Take a typical cliche: running off a plane at the last moment.
The scene is a common one in fiction. Two lovers are torn apart by responsibility and one must travel off to a distant land, never to return. She walks onto the plane -- head down, feet dragging -- and suddenly realizes she can't do it.
Her head comes up and her once-pale, sad face is glowing with happiness. She rushes past the stewardess and runs down the steps to the waiting arms of her lover and a warm embrace.
Unfortunately, reality doesn't work that way.
In the real world she runs down the steps, face glowing with happiness, and into the waiting arms of some nasty-looking men with guns. What follows is equally unpleasant.
Nuala Ni Chanainn discovered this when she left a Boeing 767 at San Francisco International Airport recently.
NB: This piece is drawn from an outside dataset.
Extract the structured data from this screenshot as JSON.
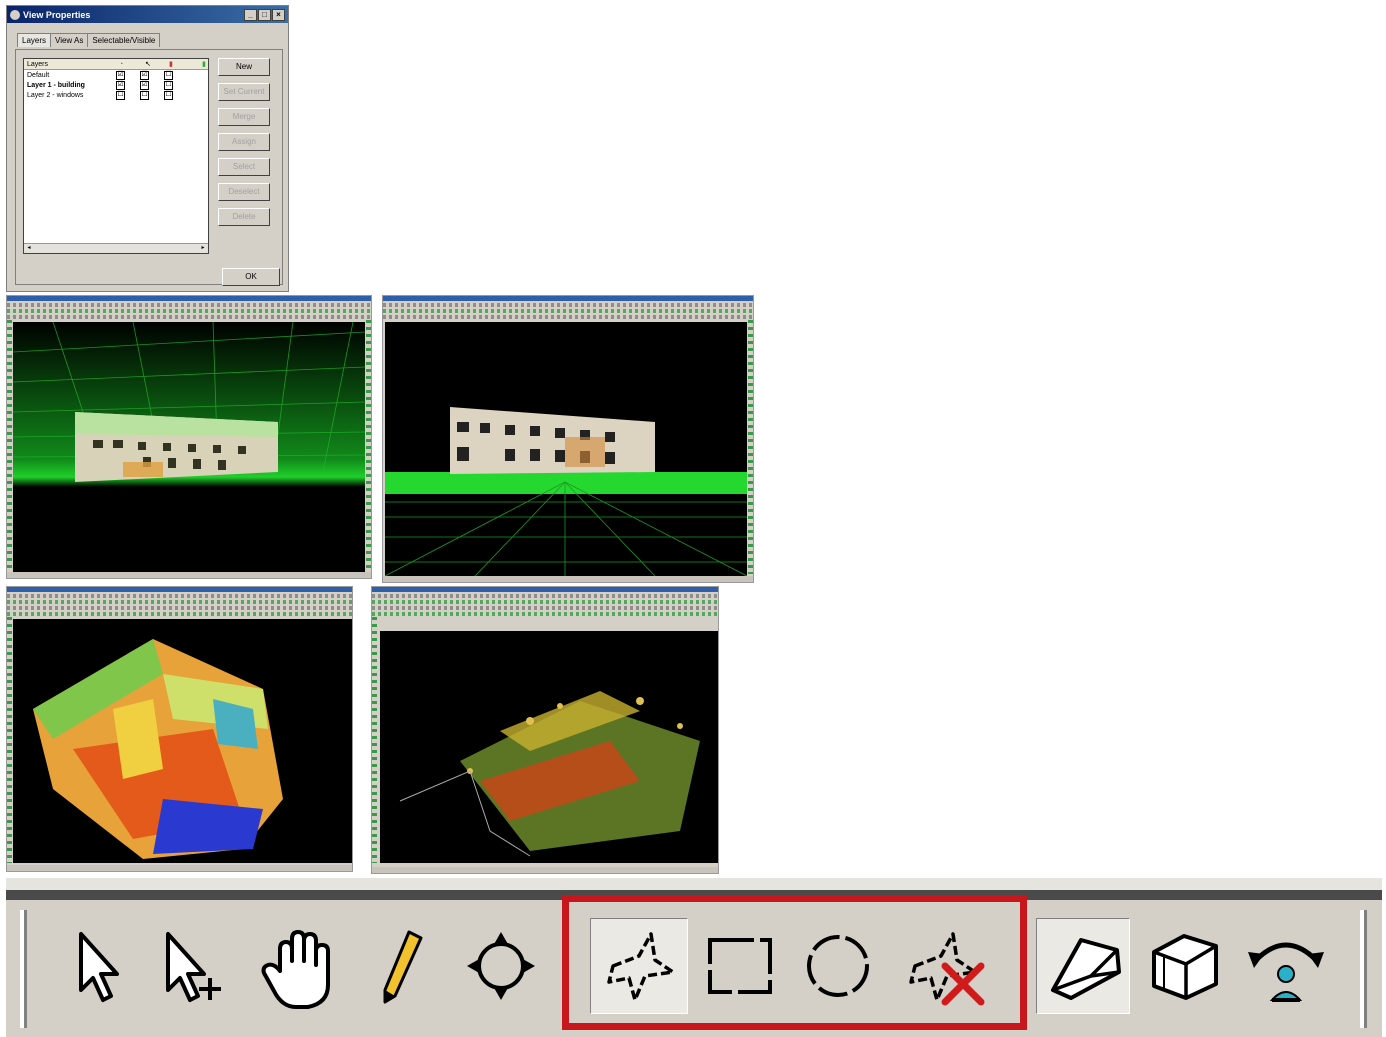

What followed was a 3 1/2 -hour delay while airport security checked the plane for explosives and the FBI questioned Chanainn and her lover.
Love makes one act in mysterious ways, and suspicious ones, too.